I love it when yoga and inner dance are a surprise. Yoga, particularly, has hit the mainstream. We all know what it quote-unquote looks like, and from there extrapolate certain ideas. But when we really experience it, everything changes…

It’s a little like walking down a long pier and then getting to the end and seeing the expanse of the sea before us. We can look at it. Observe its beauty. Be in awe of it. We can take in its coolness, its freshness with our eyes.

Or, with a little courage, a little effort, we can walk to the pier’s edge, and plunge in, bathing in the cool clarifying waters, being surrounded by it, being in it. It is a different experience altogether.

The sea and its depths may continue to be a mystery, but we have a deeper (more sea-level) understanding of it. There is an experience of the sea, which often–in the yoga tradition–is a metaphor for Consciousness–with a capital “C”.

Yesterday, when we closed the Ashtanga Yoga and Detox Retreat in Gouna with Nūn Center, more than a few people expressed what a wonderful surprise the whole process was, particularly the yoga and inner dance process, how both supported the detox but also opened up the body, heart and mind.

I loved teaching this group for a week. A week program gives people time. It allows to people to slowly get their feet wet, to take a dip, then wade, until they are ready to dive.

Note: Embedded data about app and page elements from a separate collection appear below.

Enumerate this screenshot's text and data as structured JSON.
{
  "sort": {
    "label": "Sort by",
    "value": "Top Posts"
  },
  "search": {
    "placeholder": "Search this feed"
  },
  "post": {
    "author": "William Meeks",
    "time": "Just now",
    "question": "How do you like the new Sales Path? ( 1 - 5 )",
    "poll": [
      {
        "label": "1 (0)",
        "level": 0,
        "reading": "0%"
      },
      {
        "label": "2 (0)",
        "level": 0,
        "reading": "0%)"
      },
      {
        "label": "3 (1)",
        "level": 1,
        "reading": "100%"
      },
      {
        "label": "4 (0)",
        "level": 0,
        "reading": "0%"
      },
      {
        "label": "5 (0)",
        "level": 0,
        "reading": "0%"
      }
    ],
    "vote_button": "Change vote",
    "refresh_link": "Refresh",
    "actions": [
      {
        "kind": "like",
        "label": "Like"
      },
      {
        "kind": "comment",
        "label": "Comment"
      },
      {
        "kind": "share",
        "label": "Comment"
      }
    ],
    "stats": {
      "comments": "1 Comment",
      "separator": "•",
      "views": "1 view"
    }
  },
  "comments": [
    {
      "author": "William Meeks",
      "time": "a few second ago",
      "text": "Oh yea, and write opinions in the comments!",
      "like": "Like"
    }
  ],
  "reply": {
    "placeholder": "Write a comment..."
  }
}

Into the sea. Of consciousness. Of change.

PHOTO: Steps to the ocean. Off the pier near Sharaton Miramar’s Palace, the setting of the week-long retreat. A beautiful end to a very special time here in Egypt. And I think also a beautiful beginning, no, many beautiful beginnings… Gratitude abounds!